About The Blogger

Steve Haberlin's picture
Steve Haberlin is an assistant professor of education at Wesleyan College in Macon, Georgia. He holds a Ph.D. with a specialization in elementary education from the University of South Florida. His...
Back to Blog

A Vision for the Classroom

Years ago, a mentor gave a very useful suggestion. He told me to visualize what my ideal classroom would look like. Not just the decorations on the wall and the seating arrangement, but all the aspects of my “ultimate classroom,” including how the students behaved, what the learning looked like, how I was teaching each day, my interactions with parents, and the kind of academic (and social/emotional) results I would achieve. It was a powerful exercise.

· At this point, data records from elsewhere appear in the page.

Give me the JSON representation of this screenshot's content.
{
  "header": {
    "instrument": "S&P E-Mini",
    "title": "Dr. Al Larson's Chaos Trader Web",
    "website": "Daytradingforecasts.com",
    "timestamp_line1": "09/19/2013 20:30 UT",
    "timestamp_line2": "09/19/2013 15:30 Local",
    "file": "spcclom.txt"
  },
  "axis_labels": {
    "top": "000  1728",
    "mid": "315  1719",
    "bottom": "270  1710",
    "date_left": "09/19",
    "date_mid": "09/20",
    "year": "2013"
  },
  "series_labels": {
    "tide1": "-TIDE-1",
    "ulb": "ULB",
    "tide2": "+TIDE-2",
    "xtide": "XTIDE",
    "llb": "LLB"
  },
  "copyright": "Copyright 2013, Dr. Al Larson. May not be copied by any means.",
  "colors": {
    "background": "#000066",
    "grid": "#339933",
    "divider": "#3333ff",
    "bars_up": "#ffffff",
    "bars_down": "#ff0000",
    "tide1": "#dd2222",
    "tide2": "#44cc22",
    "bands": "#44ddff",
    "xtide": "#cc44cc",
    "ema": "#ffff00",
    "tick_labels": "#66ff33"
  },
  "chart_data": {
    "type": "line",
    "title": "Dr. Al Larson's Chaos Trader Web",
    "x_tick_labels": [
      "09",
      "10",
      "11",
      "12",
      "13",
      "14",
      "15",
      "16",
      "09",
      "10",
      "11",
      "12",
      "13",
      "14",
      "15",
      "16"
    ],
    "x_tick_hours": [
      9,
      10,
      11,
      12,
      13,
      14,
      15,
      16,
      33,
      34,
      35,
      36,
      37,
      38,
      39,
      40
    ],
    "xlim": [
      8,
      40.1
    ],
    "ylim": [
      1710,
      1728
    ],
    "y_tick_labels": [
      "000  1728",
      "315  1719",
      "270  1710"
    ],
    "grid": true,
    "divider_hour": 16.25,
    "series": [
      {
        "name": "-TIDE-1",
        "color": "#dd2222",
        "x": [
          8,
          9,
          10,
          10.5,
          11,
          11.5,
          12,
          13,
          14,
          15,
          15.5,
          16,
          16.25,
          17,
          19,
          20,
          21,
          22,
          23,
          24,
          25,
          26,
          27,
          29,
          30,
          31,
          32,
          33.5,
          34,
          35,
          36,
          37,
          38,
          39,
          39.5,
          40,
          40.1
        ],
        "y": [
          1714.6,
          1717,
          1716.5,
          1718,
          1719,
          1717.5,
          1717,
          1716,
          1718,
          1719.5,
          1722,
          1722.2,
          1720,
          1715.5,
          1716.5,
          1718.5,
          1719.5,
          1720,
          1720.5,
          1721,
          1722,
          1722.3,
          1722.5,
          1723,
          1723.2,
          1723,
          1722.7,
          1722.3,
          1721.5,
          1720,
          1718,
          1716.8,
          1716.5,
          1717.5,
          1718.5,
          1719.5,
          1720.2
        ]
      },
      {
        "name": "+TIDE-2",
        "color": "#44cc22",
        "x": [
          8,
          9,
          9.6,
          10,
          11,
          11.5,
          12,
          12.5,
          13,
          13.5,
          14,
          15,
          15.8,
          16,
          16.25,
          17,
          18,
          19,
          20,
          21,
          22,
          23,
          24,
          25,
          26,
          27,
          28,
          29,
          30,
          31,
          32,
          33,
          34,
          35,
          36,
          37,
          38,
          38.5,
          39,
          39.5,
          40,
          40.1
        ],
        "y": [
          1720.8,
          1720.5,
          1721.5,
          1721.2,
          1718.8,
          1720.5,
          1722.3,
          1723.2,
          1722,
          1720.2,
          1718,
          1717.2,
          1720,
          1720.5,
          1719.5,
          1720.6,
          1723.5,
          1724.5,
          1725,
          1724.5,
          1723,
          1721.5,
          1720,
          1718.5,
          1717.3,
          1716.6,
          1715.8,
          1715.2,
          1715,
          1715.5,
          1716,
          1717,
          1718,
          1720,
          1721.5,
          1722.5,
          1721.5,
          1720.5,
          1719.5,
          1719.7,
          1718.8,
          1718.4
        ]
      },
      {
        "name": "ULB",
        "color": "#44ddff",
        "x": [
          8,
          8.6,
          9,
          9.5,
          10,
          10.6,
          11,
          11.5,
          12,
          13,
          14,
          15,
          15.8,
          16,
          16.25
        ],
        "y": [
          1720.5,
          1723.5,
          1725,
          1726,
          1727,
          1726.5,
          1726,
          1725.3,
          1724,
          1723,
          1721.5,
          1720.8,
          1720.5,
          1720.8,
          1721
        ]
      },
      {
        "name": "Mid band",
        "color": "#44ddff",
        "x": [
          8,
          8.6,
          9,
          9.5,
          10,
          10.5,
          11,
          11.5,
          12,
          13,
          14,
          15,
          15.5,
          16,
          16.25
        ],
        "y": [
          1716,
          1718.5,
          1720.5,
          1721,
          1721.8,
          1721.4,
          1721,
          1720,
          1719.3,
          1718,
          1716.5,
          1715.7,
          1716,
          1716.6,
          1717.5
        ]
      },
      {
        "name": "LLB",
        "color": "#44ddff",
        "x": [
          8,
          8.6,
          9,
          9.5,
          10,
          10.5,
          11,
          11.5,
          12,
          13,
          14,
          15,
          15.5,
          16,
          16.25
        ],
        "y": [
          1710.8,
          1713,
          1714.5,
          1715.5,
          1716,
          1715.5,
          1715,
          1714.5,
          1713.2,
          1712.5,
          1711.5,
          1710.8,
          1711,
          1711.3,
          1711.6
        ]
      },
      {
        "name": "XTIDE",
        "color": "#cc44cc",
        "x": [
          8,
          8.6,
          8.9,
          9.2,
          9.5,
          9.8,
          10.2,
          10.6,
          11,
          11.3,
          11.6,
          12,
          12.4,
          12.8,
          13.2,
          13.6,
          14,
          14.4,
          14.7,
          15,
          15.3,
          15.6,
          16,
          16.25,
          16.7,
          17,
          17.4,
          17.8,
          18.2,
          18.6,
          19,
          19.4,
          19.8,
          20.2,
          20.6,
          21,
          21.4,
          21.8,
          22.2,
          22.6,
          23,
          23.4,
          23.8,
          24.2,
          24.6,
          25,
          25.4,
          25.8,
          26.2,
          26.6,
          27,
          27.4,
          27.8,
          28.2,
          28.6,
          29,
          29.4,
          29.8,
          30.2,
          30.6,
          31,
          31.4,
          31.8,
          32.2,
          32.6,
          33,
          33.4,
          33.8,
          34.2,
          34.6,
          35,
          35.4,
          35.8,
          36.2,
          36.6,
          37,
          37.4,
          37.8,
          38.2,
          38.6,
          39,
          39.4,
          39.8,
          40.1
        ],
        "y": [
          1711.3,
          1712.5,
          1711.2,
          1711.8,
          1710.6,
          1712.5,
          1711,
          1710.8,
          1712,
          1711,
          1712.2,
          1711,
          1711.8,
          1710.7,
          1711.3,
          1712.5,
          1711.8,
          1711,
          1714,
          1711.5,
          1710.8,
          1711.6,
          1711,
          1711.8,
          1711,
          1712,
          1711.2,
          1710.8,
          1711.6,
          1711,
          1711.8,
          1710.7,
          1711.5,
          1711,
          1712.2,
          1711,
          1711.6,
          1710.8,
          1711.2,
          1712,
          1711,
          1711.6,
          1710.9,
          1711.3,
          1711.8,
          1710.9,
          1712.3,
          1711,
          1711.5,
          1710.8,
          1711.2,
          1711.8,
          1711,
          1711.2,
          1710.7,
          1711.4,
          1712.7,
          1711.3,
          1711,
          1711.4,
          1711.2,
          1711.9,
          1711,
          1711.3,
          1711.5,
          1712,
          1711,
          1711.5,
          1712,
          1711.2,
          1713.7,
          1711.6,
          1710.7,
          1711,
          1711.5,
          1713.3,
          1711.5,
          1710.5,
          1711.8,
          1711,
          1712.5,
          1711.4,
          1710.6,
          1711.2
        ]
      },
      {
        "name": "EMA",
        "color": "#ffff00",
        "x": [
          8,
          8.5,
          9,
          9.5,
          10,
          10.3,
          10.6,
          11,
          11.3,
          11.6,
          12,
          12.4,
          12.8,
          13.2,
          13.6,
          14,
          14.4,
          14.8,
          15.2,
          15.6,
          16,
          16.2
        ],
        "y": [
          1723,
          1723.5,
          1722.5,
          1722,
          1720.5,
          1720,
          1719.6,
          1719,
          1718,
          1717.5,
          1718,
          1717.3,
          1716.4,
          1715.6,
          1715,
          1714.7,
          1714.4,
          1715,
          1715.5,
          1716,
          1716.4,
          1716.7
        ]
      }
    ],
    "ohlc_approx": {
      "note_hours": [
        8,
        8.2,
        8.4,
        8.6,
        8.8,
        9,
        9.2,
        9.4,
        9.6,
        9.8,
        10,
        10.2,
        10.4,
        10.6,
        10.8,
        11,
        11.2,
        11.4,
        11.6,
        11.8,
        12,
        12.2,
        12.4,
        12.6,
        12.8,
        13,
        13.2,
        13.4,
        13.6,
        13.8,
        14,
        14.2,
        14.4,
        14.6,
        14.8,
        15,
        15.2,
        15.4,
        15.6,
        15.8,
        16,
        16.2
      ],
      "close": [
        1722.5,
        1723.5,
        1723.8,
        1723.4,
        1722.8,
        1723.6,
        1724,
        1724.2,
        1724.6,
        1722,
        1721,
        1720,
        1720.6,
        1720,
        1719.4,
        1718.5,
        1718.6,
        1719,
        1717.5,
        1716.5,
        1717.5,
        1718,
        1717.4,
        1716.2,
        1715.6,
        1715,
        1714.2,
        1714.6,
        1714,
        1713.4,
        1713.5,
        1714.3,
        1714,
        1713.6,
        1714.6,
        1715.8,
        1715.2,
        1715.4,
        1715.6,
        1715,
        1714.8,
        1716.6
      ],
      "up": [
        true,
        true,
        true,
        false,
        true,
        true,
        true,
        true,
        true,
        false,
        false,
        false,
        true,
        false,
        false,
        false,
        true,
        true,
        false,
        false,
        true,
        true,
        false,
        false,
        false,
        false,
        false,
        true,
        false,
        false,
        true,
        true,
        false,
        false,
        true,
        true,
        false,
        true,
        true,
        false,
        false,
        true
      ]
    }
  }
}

I was recently reminded of the importance of developing a vision when completing a program called, self-authoring, which involves mapping out various areas of your life by writing what you would ideally like to achieve in those areas. I thought how this activity might be applied to teaching. What if teachers mapped out their ideal classrooms by writing about various areas? I think this would be a very useful professional development (I’ve never participated in anything like this, though it might exist).

Below are some of the areas that teachers might write about. Without worrying about logistics or other “practicalities,” they could maybe spend 10-20 minutes writing about each category. Together, these categories would comprise a teacher’s ideal classroom environment.


Teachers could describe their ideal student behavior and learning. What might students be doing in the classroom? If learning was optimal, how might that appear? Are students engaged in group activities, discussions, debates, writing, reading—all of the above? How are the students interacting and treating each other?


In an ideal classroom, what supplies and resources exist? What kinds of books, project kits, technologies, chairs, etc. are in that classroom? How are these resources being utilized?  What impact do these resources have on student learning and outcomes?

Parental Involvement:

How would you ideally describe interactions with parents? What kind of parental support do you receive? Are parents being supportive of homework requirements? Do you envision parents coming into the classroom to volunteer? Remember, this is your ideal vision.

Student Outcomes:

Write about ideal student outcomes and learning gains. What kind of performance would you like to see from your students? What kind of test scores and other achievement indicators occur in an ideal setting?


In a perfect classroom, how do you picture yourself teaching? What pedagogies are you using? How are performing and feeling each day?

Creating a vision for the classroom can help teachers clarify their aims. Though cliché, the saying holds up that you can’t hit a target you can’t see. Please don’t take this activity as some Pollyanna view of teaching.

While not all these visions might come true, thinking things through in terms of the different areas of the classroom could assist teachers in better defining their goals, taking more effective approaches, and feeling more motivated each day.